I routinely saw the oncologists at UAMS in Little Rock and Dr. York back home. In Arkansas, they harvested my healthy stem cells, started me on chemotherapy to wipe out the cancer, and then transplanted my healthy cells back into my body. Meanwhile, weekly appointments with Dr. York allowed him to regularly monitor my condition and treat my bone damage.
I always came prepared with a series of questions to ask my doctors, but UAMS was so highly recommended I didn’t feel the need to question the process there. I’m a former Marine Corps officer; I viewed my treatment there as going to boot camp and following orders. I wasn’t scared about the treatment at all. The greatest challenge was the time spent away from my wife and four sons. That’s what made me nervous and emotional—the thought that I might not be able to watch my kids play football, or take prom pictures, or graduate high school. That’s what was hurting me. I was willing to take rat poison if it would have somehow guaranteed I would be around for my kids.
Normal life expectancy with multiple myeloma is 2 to 3 years post-diagnosis. Over the years, I’ve met other patients who didn’t go to Little Rock. They ended up having complications and are no longer here. That tells me I’ve made the right decisions.
My cancer went into remission nine months after Dr. York gave me that life-altering diagnosis.
We moved across the country while I was in remission, so I had to find a new oncologist and I checked with UAMS for recommendations. The oncologists in Little Rock still had my healthy stem cell samples and they’d been fantastic. I knew I wanted a local oncologist who would work with them and my insurance. UAMS found me an oncologist, Dr. Gregg Olsen, with whom I developed a great rapport. My cancer recurred under his care, and so I then went to both him and UAMS for treatment. I saw Dr. Olsen until he retired, and luckily my cancer went into remission again a few months later.
Dr. Olsen’s replacement was a general oncologist who committed a series of unprofessional missteps in my care. At one point, he left me waiting for two hours for an infusion because he’d failed to authorize the medication on time. On top of this, his specialty wasn’t multiple myeloma. You don’t want to go to a general oncologist with multiple myeloma. You want someone with expertise.
After a few months with that oncologist, I reached back out to UAMS, and they again helped me connect with a wonderful provider, Dr. Robert Vescio. Though my cancer is in remission, my immune system is still diminished, and I need what’s called an intravenous immunoglobulin (IVIG) infusion every month. This infusion helps me fight infection by increasing the levels of antibodies within my system. Dr. Vescio takes care of this treatment for me. I think because I’ve been through this for so long, I know enough about multiple myeloma to make my appointments easy for him. This gives us more time to catch up and have a good conversation.

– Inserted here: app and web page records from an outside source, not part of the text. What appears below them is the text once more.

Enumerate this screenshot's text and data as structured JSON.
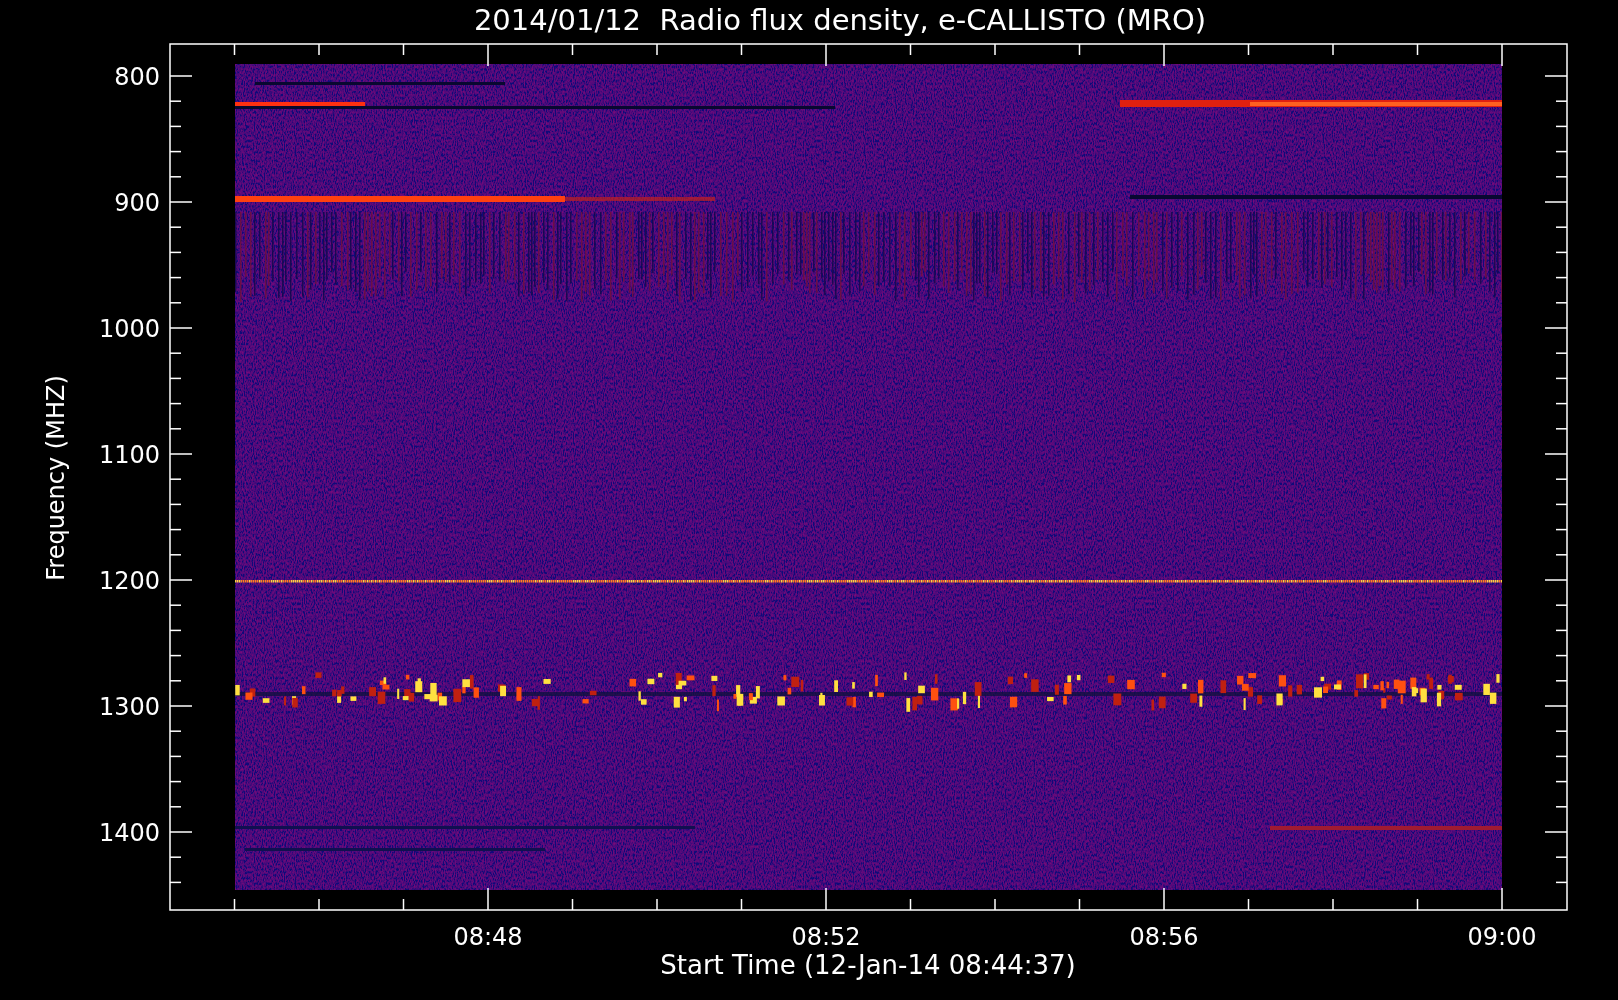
{
  "title": "2014/01/12  Radio flux density, e-CALLISTO (MRO)",
  "y_axis": {
    "label": "Frequency (MHZ)",
    "ticks": [
      "800",
      "900",
      "1000",
      "1100",
      "1200",
      "1300",
      "1400"
    ]
  },
  "x_axis": {
    "label": "Start Time (12-Jan-14 08:44:37)",
    "ticks": [
      "08:48",
      "08:52",
      "08:56",
      "09:00"
    ]
  }
}
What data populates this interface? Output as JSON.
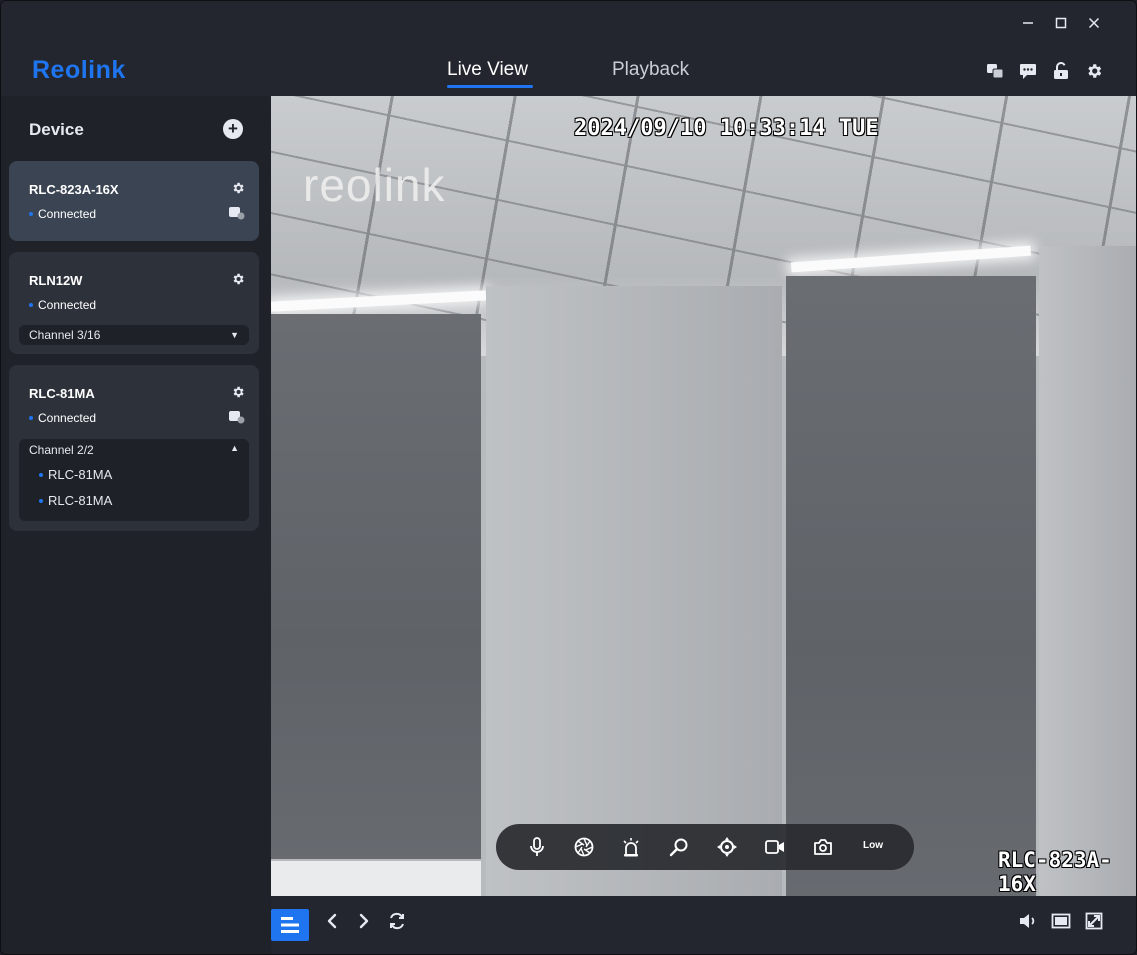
{
  "app": {
    "logo": "Reolink",
    "window_controls": {
      "minimize": "–",
      "maximize": "□",
      "close": "✕"
    }
  },
  "tabs": [
    {
      "label": "Live View",
      "active": true
    },
    {
      "label": "Playback",
      "active": false
    }
  ],
  "toolbar_icons": [
    "translate-icon",
    "message-icon",
    "lock-icon",
    "settings-icon"
  ],
  "sidebar": {
    "title": "Device",
    "add_label": "+",
    "devices": [
      {
        "name": "RLC-823A-16X",
        "status": "Connected",
        "selected": true
      },
      {
        "name": "RLN12W",
        "status": "Connected",
        "channel": "Channel 3/16",
        "channel_caret": "▼"
      },
      {
        "name": "RLC-81MA",
        "status": "Connected",
        "channel": "Channel 2/2",
        "channel_caret": "▲",
        "channels": [
          "RLC-81MA",
          "RLC-81MA"
        ]
      }
    ]
  },
  "video": {
    "timestamp": "2024/09/10 10:33:14 TUE",
    "camera_name": "RLC-823A-16X",
    "watermark": "reolink",
    "stream_quality": "Low",
    "controls": [
      "microphone-icon",
      "aperture-icon",
      "siren-icon",
      "zoom-icon",
      "ptz-icon",
      "record-icon",
      "snapshot-icon"
    ]
  },
  "bottombar": {
    "left": [
      "device-list-icon",
      "previous-icon",
      "next-icon",
      "refresh-icon"
    ],
    "right": [
      "volume-icon",
      "single-screen-icon",
      "fullscreen-icon"
    ]
  },
  "colors": {
    "accent": "#1f75f0",
    "background": "#23262e",
    "card": "#2d313a",
    "card_selected": "#3b4452"
  }
}
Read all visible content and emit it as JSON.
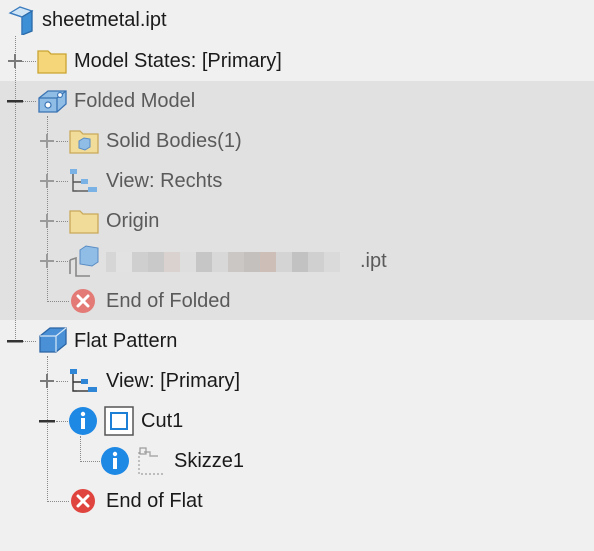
{
  "tree": {
    "root": {
      "label": "sheetmetal.ipt",
      "icon": "part-file-icon"
    },
    "model_states": {
      "label": "Model States: [Primary]",
      "icon": "folder-icon"
    },
    "folded_model": {
      "label": "Folded Model",
      "icon": "folded-model-icon",
      "children": {
        "solid_bodies": {
          "label": "Solid Bodies(1)",
          "icon": "solid-bodies-folder-icon"
        },
        "view": {
          "label": "View: Rechts",
          "icon": "view-icon"
        },
        "origin": {
          "label": "Origin",
          "icon": "folder-icon"
        },
        "derived_part": {
          "label_suffix": ".ipt",
          "icon": "derived-part-icon"
        },
        "end": {
          "label": "End of Folded",
          "icon": "end-of-part-icon"
        }
      }
    },
    "flat_pattern": {
      "label": "Flat Pattern",
      "icon": "flat-pattern-icon",
      "children": {
        "view": {
          "label": "View: [Primary]",
          "icon": "view-icon"
        },
        "cut1": {
          "label": "Cut1",
          "icon": "cut-icon",
          "children": {
            "sketch": {
              "label": "Skizze1",
              "icon": "sketch-icon"
            }
          }
        },
        "end": {
          "label": "End of Flat",
          "icon": "end-of-part-icon"
        }
      }
    }
  },
  "colors": {
    "highlight": "#e1e1e1",
    "info_blue": "#1e88e5",
    "end_red": "#e0443e",
    "folder_yellow": "#f5d77a"
  }
}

When it comes to finding the right doctor, you might get lucky and connect with the right one straightaway, like I did with Dr. York. But you always have to be willing to get a second opinion. Use all the resources available to assess your doctors and don’t be afraid to be a pest with questions. I’ve been so fortunate to have received incredible support from my community. And I’m absolutely indebted to the doctors, nurses, and staff who have taken care of me over the years. But, ultimately, it’s your life, and you only have the one.